Dedania, Vaidehi, S., MD*; Zacks, David, N., MD, PhD*; Pan, Wei, MS; VanderBeek, Brian, L., MD, MPH, MSCE‡,§,¶

doi: 10.1097/IAE.0000000000001869
Original Study: PDF Only

Purpose: To determine whether testosterone supplementation is associated with retinal artery occlusion (RAO) or retinal vein occlusion (RVO).

Methods: Retrospective matched cohort study using data from a large national U.S. insurance database. The testosterone cohort consisted of all male patients who filled a prescription for testosterone from 2000 to 2013. Five controls were matched on age (±3 years), sex, race, and similar time in plan (±3 months) for every exposed patient. Exclusion occurred for <2 years in the plan, <1 eye care visit, medications known to affect androgen levels, and systemic diseases associated with occlusions or increased testosterone. Cox proportional hazard regression assessed the hazard of a new diagnosis of RAO or RVO while controlling for age, race, diabetes mellitus, and hypertension.

Results: A total of 35,784 incident testosterone users were compared with 178,860 matched controls. Ninety-three (0.3%) RAOs and 50 (0.1%) RVOs were found in the testosterone cohort and contrasted with 316 (0.2%) RAOs and 232 (0.1%) RVOs in the control group. After multivariate analysis, testosterone supplementation significantly increased the hazard of RAO (hazard ratio: 1.43, 95% confidence interval: 1.12–1.81, P = 0.004), but not of RVO (hazard ratio: 1.03, 95% confidence interval: 0.74–1.42, P = 0.86).

Conclusion: Although the incidence of RAO and RVO is low in users of testosterone, supplementation therapy is associated with an increased hazard of RAO, but apparently not of RVO.

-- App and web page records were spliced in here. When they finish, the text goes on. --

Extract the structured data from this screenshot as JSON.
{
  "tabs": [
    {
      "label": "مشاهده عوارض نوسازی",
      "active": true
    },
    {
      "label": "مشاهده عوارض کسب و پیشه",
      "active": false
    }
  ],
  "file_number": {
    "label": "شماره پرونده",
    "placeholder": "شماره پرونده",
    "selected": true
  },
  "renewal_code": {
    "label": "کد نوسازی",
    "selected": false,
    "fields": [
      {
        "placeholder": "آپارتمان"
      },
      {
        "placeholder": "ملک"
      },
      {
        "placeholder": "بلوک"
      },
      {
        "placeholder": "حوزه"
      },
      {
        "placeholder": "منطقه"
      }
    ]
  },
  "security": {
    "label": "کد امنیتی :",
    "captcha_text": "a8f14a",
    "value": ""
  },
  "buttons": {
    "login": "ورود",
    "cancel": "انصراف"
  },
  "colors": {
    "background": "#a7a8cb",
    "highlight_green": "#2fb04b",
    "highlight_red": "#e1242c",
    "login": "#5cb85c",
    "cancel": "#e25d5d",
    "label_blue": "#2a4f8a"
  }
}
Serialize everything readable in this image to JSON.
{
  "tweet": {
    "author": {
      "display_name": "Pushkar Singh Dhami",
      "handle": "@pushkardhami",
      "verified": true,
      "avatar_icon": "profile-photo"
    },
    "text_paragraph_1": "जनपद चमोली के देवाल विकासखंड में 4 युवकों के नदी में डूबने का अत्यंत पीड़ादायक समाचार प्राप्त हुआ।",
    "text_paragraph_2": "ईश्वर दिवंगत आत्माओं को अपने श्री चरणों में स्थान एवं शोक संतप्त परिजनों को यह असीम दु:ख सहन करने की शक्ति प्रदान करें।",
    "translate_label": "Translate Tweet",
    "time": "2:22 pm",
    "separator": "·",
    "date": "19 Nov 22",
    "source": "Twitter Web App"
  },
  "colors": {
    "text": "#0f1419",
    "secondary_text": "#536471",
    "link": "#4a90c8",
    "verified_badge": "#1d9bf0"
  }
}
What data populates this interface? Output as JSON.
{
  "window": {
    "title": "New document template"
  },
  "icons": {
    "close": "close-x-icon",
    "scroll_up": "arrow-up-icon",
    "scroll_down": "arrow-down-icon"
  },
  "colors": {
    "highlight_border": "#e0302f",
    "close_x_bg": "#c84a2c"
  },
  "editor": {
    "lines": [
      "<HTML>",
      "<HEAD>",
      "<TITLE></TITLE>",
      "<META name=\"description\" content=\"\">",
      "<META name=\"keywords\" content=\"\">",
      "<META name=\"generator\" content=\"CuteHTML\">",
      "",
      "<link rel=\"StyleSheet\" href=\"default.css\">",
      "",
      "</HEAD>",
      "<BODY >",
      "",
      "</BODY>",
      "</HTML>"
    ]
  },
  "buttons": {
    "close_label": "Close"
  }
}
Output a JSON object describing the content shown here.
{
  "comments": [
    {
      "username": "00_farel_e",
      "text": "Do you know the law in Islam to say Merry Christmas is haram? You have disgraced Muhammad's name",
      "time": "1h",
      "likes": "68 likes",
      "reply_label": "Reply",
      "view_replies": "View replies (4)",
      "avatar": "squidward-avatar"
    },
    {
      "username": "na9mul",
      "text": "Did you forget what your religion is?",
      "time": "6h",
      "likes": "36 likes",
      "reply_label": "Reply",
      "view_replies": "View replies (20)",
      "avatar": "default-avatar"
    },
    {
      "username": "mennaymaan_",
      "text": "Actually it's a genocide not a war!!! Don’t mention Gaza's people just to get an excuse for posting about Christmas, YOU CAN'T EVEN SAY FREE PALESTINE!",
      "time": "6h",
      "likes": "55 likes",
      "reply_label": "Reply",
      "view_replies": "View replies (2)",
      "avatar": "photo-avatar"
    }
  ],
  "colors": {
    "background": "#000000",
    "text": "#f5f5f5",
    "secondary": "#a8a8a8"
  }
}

This is a study that evaluated for an association between testosterone supplementation and retinal vascular occlusions, which found a significantly increased hazard for developing retinal arterial occlusion with exogenous testosterone use.

*Department of Ophthalmology and Visual Sciences, Kellogg Eye Center, University of Michigan, Ann Arbor, Michigan;

Center for Preventive Ophthalmology and Biostatistics, Perelman School ofMedicine, University of Pennsylvania, Philadelphia, Pennsylvania;

Department of Ophthalmology, Scheie Eye Institute, Perelman School of Medicine, University of Pennsylvania, Philadelphia, Pennsylvania;

§Center for Clinical Epidemiology and Biostatistics, Perelman School of Medicine, University of Pennsylvania, Philadelphia, Pennsylvania; and

Leonard Davis Institute, Perelman School of Medicine, University of Pennsylvania, Philadelphia, Pennsylvania.

Reprint requests: Brian L. VanderBeek, MD, MPH, MSCE, Scheie Eye Institute, University of Pennsylvania, 51 North 39th Street, Philadelphia, PA 19104; e-mail: brian.vanderbeek@uphs.upenn.edu

National Institutes of Health K23 Award (1K23EY025729-01) and University of Pennsylvania Core Grant for Vision Research (2P30EYEY001583). The content is solely the responsibility of the authors and does not necessarily represent the official views of the NIH. Additional funding was provided by Research to Prevent Blindness and the Paul and Evanina Mackall Foundation. Funding from each of the above sources was received in the form of block research grants to the Scheie Eye Institute. None of the organizations had any role in the design or conduction of the study.

Portions of these data will be presented at International Conference on Pharmacoepidemiology Annual Meeting, Montreal, Canada, August 28, 2017.

None of the authors has any conflicting interests to disclose.

Supplemental digital content is available for this article. Direct URL citations appear in the printed text and are provided in the HTML and PDF versions of this article on the journal's Web site (www.retinajournal.com).

© 2018 by Ophthalmic Communications Society, Inc.